It is not necessarily alarming, just a paradigm all its own. This will be further complicated when I can set up meetings with people with the frequency I desire, for I thrive on seeing people face to face...against my will I succumbed to pressure and purchased a cell phone ;-)
Nevertheless, I can now see that great discipline is necessary both to develop a productive schedule (there is no boss hovering over to make sure the work is done), and to create those times when one is not "at work." The former is less difficult since I am intensely active by default. The latter appears more difficult. It is made so because at present, my work office and my office at home are one in the same. This very day I had to inform my children that the closed office door will be their visual queue that I'm "working" in a manner than must not be interrupted (as opposed to my normal practice of leaving it open because I rather enjoy their interruptions). How grateful I am for my Franklin-Covey planner.

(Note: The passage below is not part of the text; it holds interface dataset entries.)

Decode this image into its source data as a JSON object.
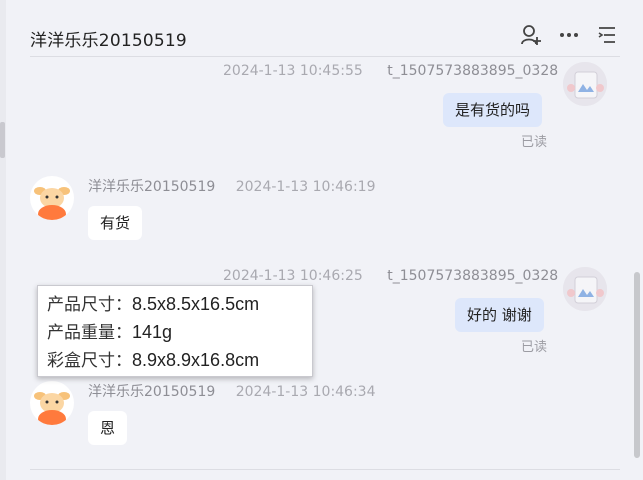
{
  "header": {
    "title": "洋洋乐乐20150519",
    "icons": [
      "add-person-icon",
      "more-icon",
      "list-icon"
    ]
  },
  "messages": [
    {
      "direction": "out",
      "time": "2024-1-13 10:45:55",
      "sender": "t_1507573883895_0328",
      "text": "是有货的吗",
      "status": "已读"
    },
    {
      "direction": "in",
      "sender": "洋洋乐乐20150519",
      "time": "2024-1-13 10:46:19",
      "text": "有货"
    },
    {
      "direction": "out",
      "time": "2024-1-13 10:46:25",
      "sender": "t_1507573883895_0328",
      "text": "好的 谢谢",
      "status": "已读"
    },
    {
      "direction": "in",
      "sender": "洋洋乐乐20150519",
      "time": "2024-1-13 10:46:34",
      "text": "恩"
    }
  ],
  "tooltip": {
    "lines": [
      {
        "label": "产品尺寸：",
        "value": "8.5x8.5x16.5cm"
      },
      {
        "label": "产品重量：",
        "value": "141g"
      },
      {
        "label": "彩盒尺寸：",
        "value": "8.9x8.9x16.8cm"
      }
    ]
  }
}
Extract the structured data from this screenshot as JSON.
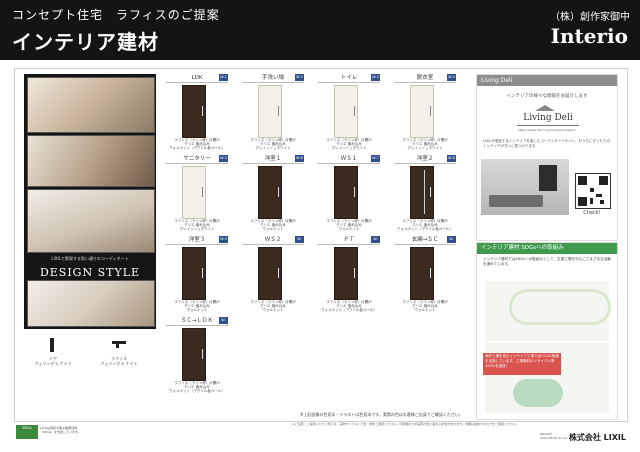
{
  "header": {
    "concept": "コンセプト住宅　ラフィスのご提案",
    "title": "インテリア建材",
    "company": "（株）創作家御中",
    "brand": "Interio"
  },
  "brochure": {
    "small_text": "LIXILで実現する思い通りのコーディネート",
    "title": "DESIGN STYLE"
  },
  "handles": [
    {
      "label": "ドア\nフェリングラ ナイト"
    },
    {
      "label": "ラフィス\nフェリングラ ナイト"
    }
  ],
  "cards": [
    {
      "label": "LDK",
      "badge": "W-1",
      "tone": "dark",
      "vert": false,
      "caption": "ラフィス（ライン枠）片開戸\nクリエ 嵌め込み\nウォルナット（アクリル板ペール）"
    },
    {
      "label": "手洗い場",
      "badge": "W-2",
      "tone": "light",
      "vert": false,
      "caption": "ラフィス（ライン枠）片開戸\nクリエ 嵌め込み\nグレイッシュホワイト"
    },
    {
      "label": "トイレ",
      "badge": "W-3",
      "tone": "light",
      "vert": false,
      "caption": "ラフィス（ライン枠）片開戸\nクリエ 嵌め込み\nグレイッシュホワイト"
    },
    {
      "label": "脱衣室",
      "badge": "W-4",
      "tone": "light",
      "vert": false,
      "caption": "ラフィス（ライン枠）片開戸\nクリエ 嵌め込み\nグレイッシュホワイト"
    },
    {
      "label": "サニタリー",
      "badge": "W-5",
      "tone": "light",
      "vert": false,
      "caption": "ラフィス（ライン枠）片開戸\nクリエ 嵌め込み\nグレイッシュホワイト"
    },
    {
      "label": "洋室１",
      "badge": "W-6",
      "tone": "dark",
      "vert": false,
      "caption": "ラフィス（ライン枠）片開戸\nクリエ 嵌め込み\nウォルナット"
    },
    {
      "label": "ＷＳ１",
      "badge": "W-7",
      "tone": "dark",
      "vert": false,
      "caption": "ラフィス（ライン枠）片開戸\nクリエ 嵌め込み\nウォルナット"
    },
    {
      "label": "洋室２",
      "badge": "W-8",
      "tone": "dark",
      "vert": true,
      "caption": "ラフィス（ライン枠）片開戸\nクリエ 嵌め込み\nウォルナット（アクリル板ペール）"
    },
    {
      "label": "洋室３",
      "badge": "W-9",
      "tone": "dark",
      "vert": false,
      "caption": "ラフィス（ライン枠）片開戸\nクリエ 嵌め込み\nウォルナット"
    },
    {
      "label": "ＷＳ２",
      "badge": "W-10",
      "tone": "dark",
      "vert": false,
      "caption": "ラフィス（ライン枠）片開戸\nクリエ 嵌め込み\nウォルナット"
    },
    {
      "label": "ＰＴ",
      "badge": "W-11",
      "tone": "dark",
      "vert": false,
      "caption": "ラフィス（ライン枠）片開戸\nクリエ 嵌め込み\nウォルナット（アクリル板ペール）"
    },
    {
      "label": "玄関→ＳＣ",
      "badge": "W-12",
      "tone": "dark",
      "vert": false,
      "caption": "ラフィス（ライン枠）片開戸\nクリエ 嵌め込み\nウォルナット"
    },
    {
      "label": "ＳＣ→ＬＤＫ",
      "badge": "W-13",
      "tone": "dark",
      "vert": false,
      "caption": "ラフィス（ライン枠）片開戸\nクリエ 嵌め込み\nウォルナット（アクリル板ペール）"
    }
  ],
  "living_deli": {
    "bar": "Living Deli",
    "info": "インテリアの様々な情報をお届けします",
    "logo": "Living Deli",
    "url": "https://www.lixil.co.jp/lineup/livingdeli/",
    "text": "LIXILが運営するインテリアを楽しむコーディネートサイト。おうちにぴったりのインテリアがきっと見つかります。",
    "check": "Check!"
  },
  "sdg": {
    "bar": "インテリア建材 SDGsへの取組み",
    "text": "インテリア建材ではSDGsへの取組みとして、生産工場を中心にさまざまな活動を進めています。",
    "note": "海外工場を含むインテリア工場ではCO2の削減を目指しています。工場廃材のリサイクル率100%を達成!"
  },
  "disclaimer": "※上記画像の色見本・イラストは色見本です。実際の色はお客様ご自身でご確認ください。",
  "footer": {
    "badge": "SDGs",
    "badge_text": "LIXILは持続可能な開発目標（SDGs）を支援しています。",
    "notes": "※ご注意：ご採用いただく際には、実物サンプルにて色・柄をご確認ください。印刷物のため実際の色と異なる場合があります。詳細は最新カタログをご確認ください。",
    "doc_id": "NB0609",
    "date": "2021/06/30 21:34",
    "company": "株式会社 LIXIL"
  }
}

As time goes on the schedule will become more dependable (though not necessarily routine). Tuesdays and Thursdays will look like this; Wednesdays and Fridays will look like that. Naomi will have an idea as to what nights I might pick to spontaneously invite people over. But in any case, the old slogan for the U.S. Navy appears to be appropriate for the pastor's lifestyle: It's not just a job...it's an adventure.
Far from lending itself to becoming a predictable rut, the pastoral schedule appears to maintain such a level of variety in tasks, times and people as to qualify for the category labeled "adventure." For this reason, I am quite excited about what God has embarked me on, knowing that although it can include "office hours," it is more accurate to suggest that this vocation calls for the work "hours" of adventure.